Art Herstory: The Women of the Renaissance
Words by Tara Parmar
When we think of the renaissance a wealth of biblical scenes often come to mind, along with a long list of Italian names we can barely pronounce. But of those names, how many can you recall that are female? Though all the most well-known figures of this artistic rebirth are all men, surely there must have been a talented female or two during the whole 300 year span of the renaissance?
For the budding young female artist in the 1500’s opportunities were scarce and often discouraged. Instead women were seen to pursue the role of a mother and homemaker, but never artist. However, like in any good story there’s always a dark horse – and in this one there’s more than one.
One of the most notable names was Sofonisba Anguissola. Born with a highly encouraging father who sought to have all of his four daughters educated, Sofonisba couldn’t have flourished without his support.
Since it was seen as unacceptable for women to view the naked male body, she like many other female artists, were unable to study anatomy. Not only this, but they were also refused the right to work on many notable commissions for the church or aristocracy. This however, worked in their favour since it afforded them the freedom of subject matter; leading to Anguissolo’s specialisation in portraiture.
Regardless of these numerous limitations, her career continued to develop as she went on to meet Michelangelo and even received a commission from the Pope. Gaining such encouragement in the pursuit of her skills, was not a common circumstance. But her talent and accomplishments set the stage for many more female artist to come.
Though slow, the encouragement and recognition in female artists saw progress throughout the three centuries of the renaissance. As we see in the works of Vasari, biographer of renaissance artists; he mentions one female artist in his first edition but by the following edition that number rose to thirteen.

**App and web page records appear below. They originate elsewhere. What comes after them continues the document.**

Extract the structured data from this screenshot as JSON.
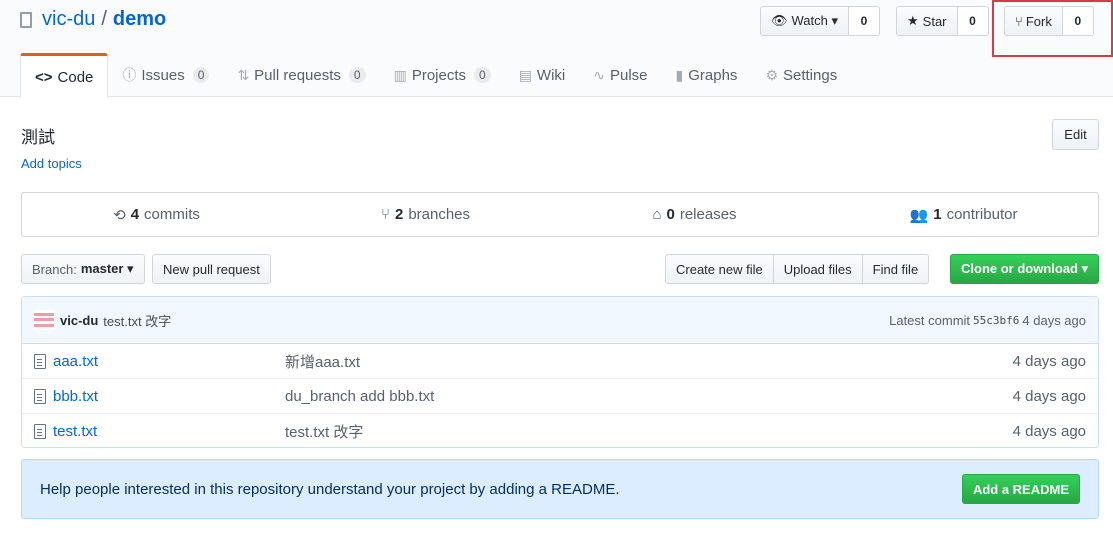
{
  "repo": {
    "owner": "vic-du",
    "separator": "/",
    "name": "demo"
  },
  "actions": {
    "watch": {
      "label": "Watch ▾",
      "count": "0"
    },
    "star": {
      "label": "Star",
      "count": "0"
    },
    "fork": {
      "label": "Fork",
      "count": "0"
    }
  },
  "tabs": [
    {
      "label": "Code",
      "icon": "code-icon"
    },
    {
      "label": "Issues",
      "badge": "0",
      "icon": "issue-icon"
    },
    {
      "label": "Pull requests",
      "badge": "0",
      "icon": "pull-request-icon"
    },
    {
      "label": "Projects",
      "badge": "0",
      "icon": "project-icon"
    },
    {
      "label": "Wiki",
      "icon": "book-icon"
    },
    {
      "label": "Pulse",
      "icon": "pulse-icon"
    },
    {
      "label": "Graphs",
      "icon": "graph-icon"
    },
    {
      "label": "Settings",
      "icon": "gear-icon"
    }
  ],
  "description": "測試",
  "add_topics": "Add topics",
  "edit_label": "Edit",
  "summary": {
    "commits": {
      "num": "4",
      "label": "commits"
    },
    "branches": {
      "num": "2",
      "label": "branches"
    },
    "releases": {
      "num": "0",
      "label": "releases"
    },
    "contributors": {
      "num": "1",
      "label": "contributor"
    }
  },
  "branch": {
    "prefix": "Branch:",
    "value": "master ▾"
  },
  "new_pr": "New pull request",
  "file_nav": {
    "create": "Create new file",
    "upload": "Upload files",
    "find": "Find file"
  },
  "clone": "Clone or download ▾",
  "latest_commit": {
    "author": "vic-du",
    "message": "test.txt 改字",
    "prefix": "Latest commit",
    "sha": "55c3bf6",
    "age": "4 days ago"
  },
  "files": [
    {
      "name": "aaa.txt",
      "message": "新增aaa.txt",
      "age": "4 days ago"
    },
    {
      "name": "bbb.txt",
      "message": "du_branch add bbb.txt",
      "age": "4 days ago"
    },
    {
      "name": "test.txt",
      "message": "test.txt 改字",
      "age": "4 days ago"
    }
  ],
  "readme": {
    "text": "Help people interested in this repository understand your project by adding a README.",
    "button": "Add a README"
  },
  "colors": {
    "accent": "#0366d6",
    "green": "#28a745",
    "tab_border": "#e36209",
    "highlight": "#d73a49"
  }
}
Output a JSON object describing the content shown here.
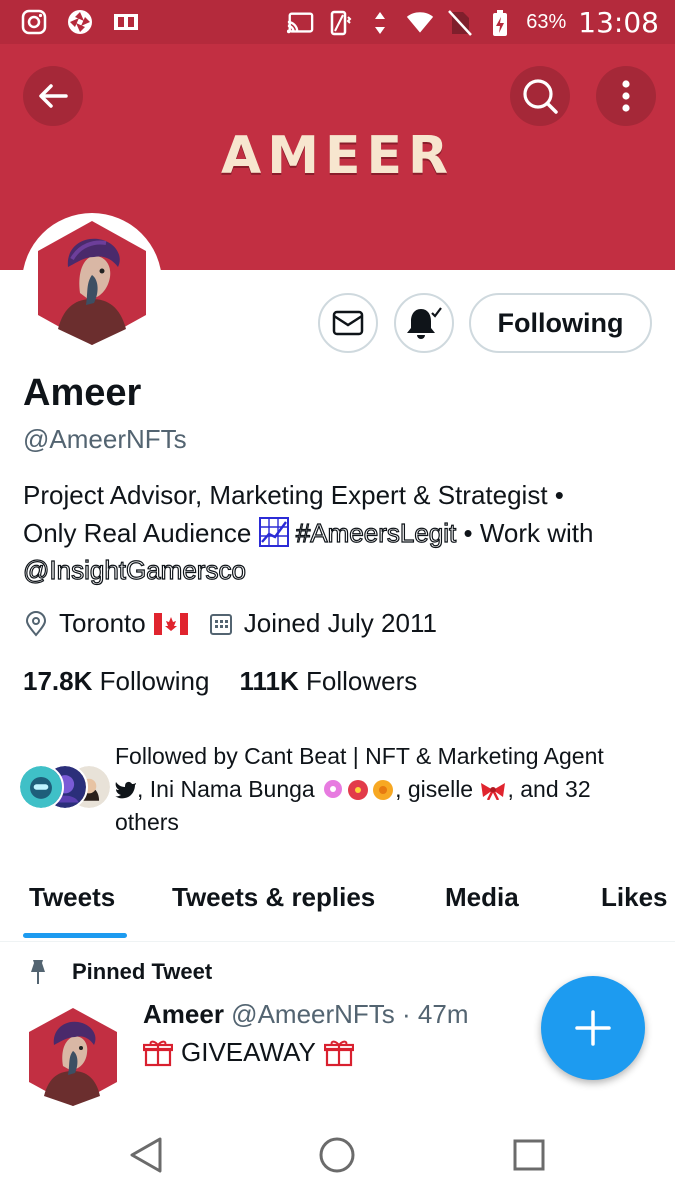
{
  "status_bar": {
    "battery": "63%",
    "time": "13:08",
    "left_icons": [
      "instagram-icon",
      "aperture-icon",
      "dual-square-icon"
    ],
    "right_icons": [
      "cast-icon",
      "vibrate-icon",
      "data-arrows-icon",
      "wifi-icon",
      "no-sim-icon",
      "battery-charging-icon"
    ]
  },
  "header": {
    "banner_title": "AMEER",
    "banner_color": "#c22f42"
  },
  "profile": {
    "display_name": "Ameer",
    "handle": "@AmeerNFTs",
    "bio_line1": "Project Advisor, Marketing Expert & Strategist •",
    "bio_line2_a": "Only Real Audience",
    "bio_hashtag": "#AmeersLegit",
    "bio_line2_b": "• Work with",
    "bio_mention": "@InsightGamersco",
    "location": "Toronto",
    "joined": "Joined July 2011",
    "following_count": "17.8K",
    "following_label": "Following",
    "followers_count": "111K",
    "followers_label": "Followers"
  },
  "actions": {
    "following_button": "Following"
  },
  "followed_by": {
    "line1": "Followed by Cant Beat | NFT & Marketing Agent",
    "line2_a": ", Ini Nama Bunga",
    "line2_b": ", giselle",
    "line2_c": ", and 32",
    "line3": "others"
  },
  "tabs": [
    {
      "label": "Tweets"
    },
    {
      "label": "Tweets & replies"
    },
    {
      "label": "Media"
    },
    {
      "label": "Likes"
    }
  ],
  "pinned": {
    "label": "Pinned Tweet",
    "author": "Ameer",
    "handle_time": "@AmeerNFTs · 47m",
    "text": "GIVEAWAY"
  },
  "colors": {
    "accent": "#1d9bf0",
    "banner": "#c22f42",
    "status_bar": "#b42a3c"
  }
}
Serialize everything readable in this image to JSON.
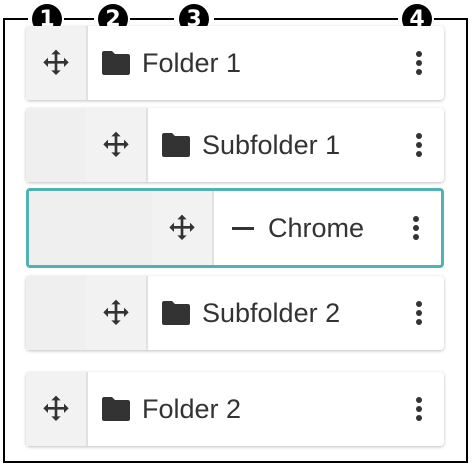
{
  "callouts": [
    "1",
    "2",
    "3",
    "4"
  ],
  "rows": [
    {
      "label": "Folder 1",
      "icon": "folder-icon",
      "level": 0,
      "selected": false
    },
    {
      "label": "Subfolder 1",
      "icon": "folder-icon",
      "level": 1,
      "selected": false
    },
    {
      "label": "Chrome",
      "icon": "dash-icon",
      "level": 2,
      "selected": true
    },
    {
      "label": "Subfolder 2",
      "icon": "folder-icon",
      "level": 1,
      "selected": false
    },
    {
      "label": "Folder 2",
      "icon": "folder-icon",
      "level": 0,
      "selected": false
    }
  ],
  "colors": {
    "selection_border": "#4fb3b3",
    "text": "#333333",
    "handle_bg": "#f2f2f2"
  }
}
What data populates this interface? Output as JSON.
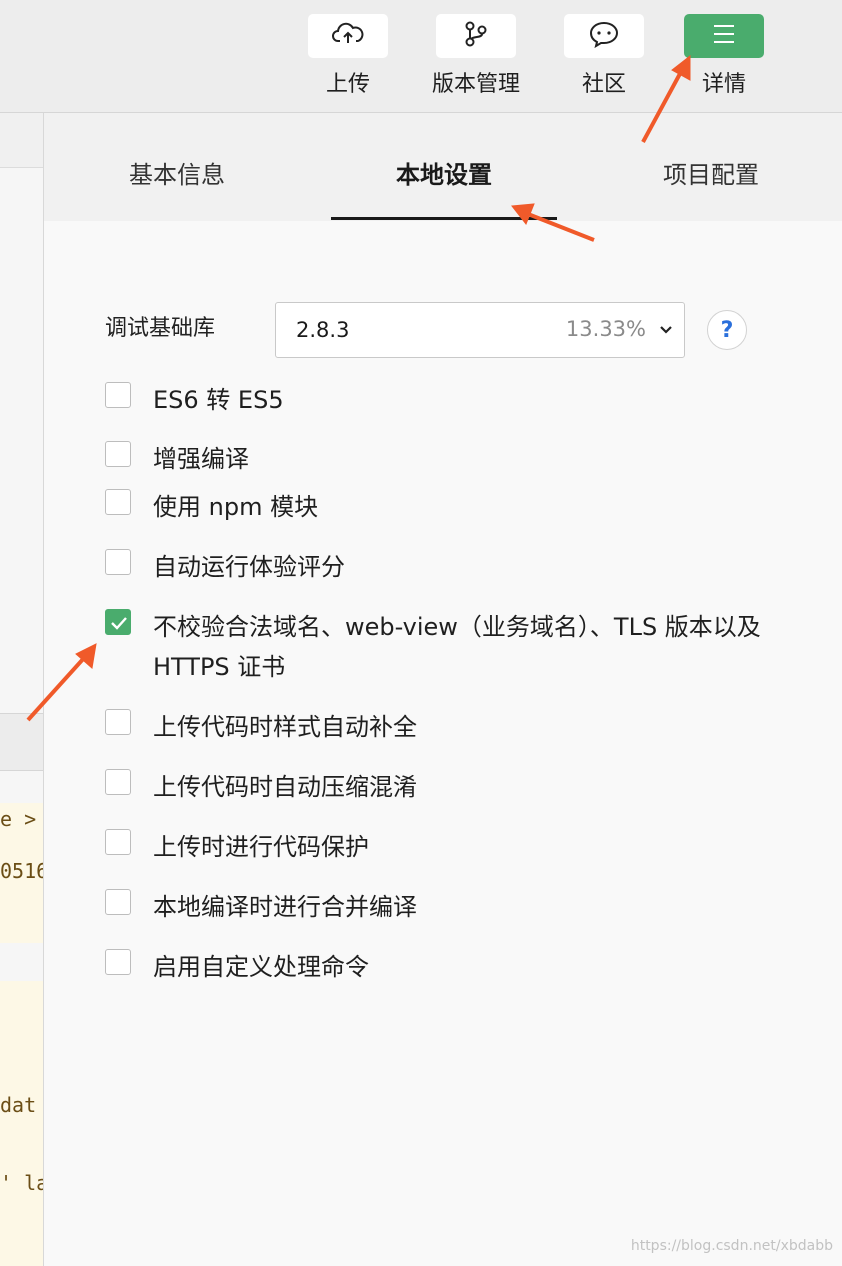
{
  "toolbar": {
    "buttons": [
      {
        "label": "上传",
        "icon": "cloud-upload-icon"
      },
      {
        "label": "版本管理",
        "icon": "branch-icon"
      },
      {
        "label": "社区",
        "icon": "chat-bubble-icon"
      },
      {
        "label": "详情",
        "icon": "menu-icon"
      }
    ]
  },
  "tabs": [
    "基本信息",
    "本地设置",
    "项目配置"
  ],
  "debug_lib": {
    "label": "调试基础库",
    "version": "2.8.3",
    "percent": "13.33%",
    "help": "?"
  },
  "options": [
    {
      "label": "ES6 转 ES5",
      "checked": false
    },
    {
      "label": "增强编译",
      "checked": false
    },
    {
      "label": "使用 npm 模块",
      "checked": false
    },
    {
      "label": "自动运行体验评分",
      "checked": false
    },
    {
      "label": "不校验合法域名、web-view（业务域名）、TLS 版本以及 HTTPS 证书",
      "checked": true
    },
    {
      "label": "上传代码时样式自动补全",
      "checked": false
    },
    {
      "label": "上传代码时自动压缩混淆",
      "checked": false
    },
    {
      "label": "上传时进行代码保护",
      "checked": false
    },
    {
      "label": "本地编译时进行合并编译",
      "checked": false
    },
    {
      "label": "启用自定义处理命令",
      "checked": false
    }
  ],
  "left_code": [
    "e >",
    "0516",
    "dat",
    "' la"
  ],
  "watermark": "https://blog.csdn.net/xbdabb",
  "colors": {
    "accent": "#4aac6d",
    "annotation_arrow": "#f05a2a",
    "help": "#2a6fdb"
  }
}
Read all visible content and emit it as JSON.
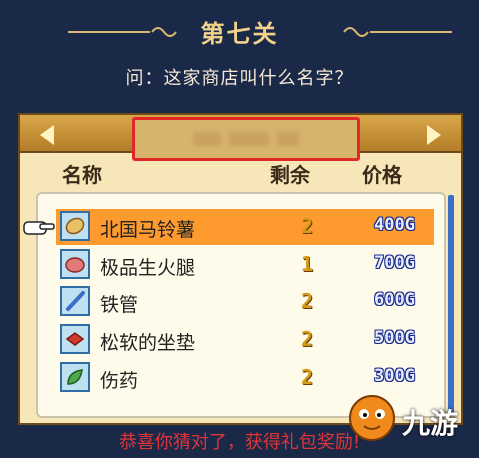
{
  "level": {
    "title": "第七关"
  },
  "question": "问：这家商店叫什么名字？",
  "shop": {
    "name_blurred": true
  },
  "columns": {
    "name": "名称",
    "remaining": "剩余",
    "price": "价格"
  },
  "items": [
    {
      "name": "北国马铃薯",
      "qty": "2",
      "price": "400G",
      "icon": "potato-icon",
      "selected": true
    },
    {
      "name": "极品生火腿",
      "qty": "1",
      "price": "700G",
      "icon": "ham-icon",
      "selected": false
    },
    {
      "name": "铁管",
      "qty": "2",
      "price": "600G",
      "icon": "iron-pipe-icon",
      "selected": false
    },
    {
      "name": "松软的坐垫",
      "qty": "2",
      "price": "500G",
      "icon": "cushion-icon",
      "selected": false
    },
    {
      "name": "伤药",
      "qty": "2",
      "price": "300G",
      "icon": "herb-medicine-icon",
      "selected": false
    }
  ],
  "footer": "恭喜你猜对了，获得礼包奖励!",
  "watermark": "九游",
  "colors": {
    "background": "#1b2948",
    "title": "#f0d28b",
    "selected_row": "#ff9a2e",
    "highlight_box": "#e22727",
    "footer": "#e0343a"
  }
}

Lavinia Fontana, equally so, broke the mould and paved her own path as an artist. Learning from her successful artist father, Prospero Fontana, she quickly took hold of the family business going on to support her thirteen children though her painting.
And it wasn’t just in the Italian renaissance that females were seeing recognition, but in the developing schools of the low lands too. Caterina van Hemessen also learnt through her father’s tutelage. Her skills equalled if not rivalled her father’s which gained the respect of her contemporaries so much so she took on the role of teacher to three male students.
This sudden rise in acknowledgement of female artists was in large due to the influence ofHumanism. This promoted the education of both men and women in the arts, and not just the visual arts, but literature and music too. The cultural shift slowly improved not only the treatment of women, but the education of the general population.
Women were not given the rights to arts education until the nineteenth century, though late, this, nor the equal freedom female artists now experience, to paint, sculpt or perform, couldn’t have happened without both the development in humanist thought and this unsung foundation of unknown female renaissance artists.